Leave out the pictures, then return the records word for word.

[SOURCE DATA Boundary: Start]

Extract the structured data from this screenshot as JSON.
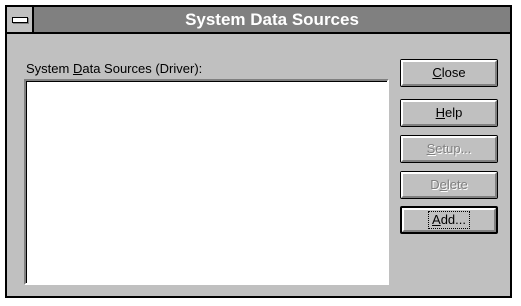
{
  "window": {
    "title": "System Data Sources"
  },
  "list": {
    "label_before": "System ",
    "label_accel": "D",
    "label_after": "ata Sources (Driver):",
    "items": []
  },
  "buttons": {
    "close": {
      "before": "",
      "accel": "C",
      "after": "lose",
      "enabled": true
    },
    "help": {
      "before": "",
      "accel": "H",
      "after": "elp",
      "enabled": true
    },
    "setup": {
      "before": "",
      "accel": "S",
      "after": "etup...",
      "enabled": false
    },
    "delete": {
      "before": "D",
      "accel": "e",
      "after": "lete",
      "enabled": false
    },
    "add": {
      "before": "",
      "accel": "A",
      "after": "dd...",
      "enabled": true,
      "default": true
    }
  },
  "colors": {
    "dialog_face": "#c0c0c0",
    "titlebar_inactive": "#808080",
    "title_text": "#ffffff",
    "disabled_text": "#808080"
  },
  "icons": {
    "system_menu": "system-menu-icon"
  }
}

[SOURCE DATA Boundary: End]

ANSWER TO THIS PROBLEM |
Extract the structured data from this screenshot as JSON.
{
  "window": {
    "title": "System Data Sources"
  },
  "list": {
    "label_before": "System ",
    "label_accel": "D",
    "label_after": "ata Sources (Driver):",
    "items": []
  },
  "buttons": {
    "close": {
      "before": "",
      "accel": "C",
      "after": "lose",
      "enabled": true
    },
    "help": {
      "before": "",
      "accel": "H",
      "after": "elp",
      "enabled": true
    },
    "setup": {
      "before": "",
      "accel": "S",
      "after": "etup...",
      "enabled": false
    },
    "delete": {
      "before": "D",
      "accel": "e",
      "after": "lete",
      "enabled": false
    },
    "add": {
      "before": "",
      "accel": "A",
      "after": "dd...",
      "enabled": true,
      "default": true
    }
  },
  "colors": {
    "dialog_face": "#c0c0c0",
    "titlebar_inactive": "#808080",
    "title_text": "#ffffff",
    "disabled_text": "#808080"
  },
  "icons": {
    "system_menu": "system-menu-icon"
  }
}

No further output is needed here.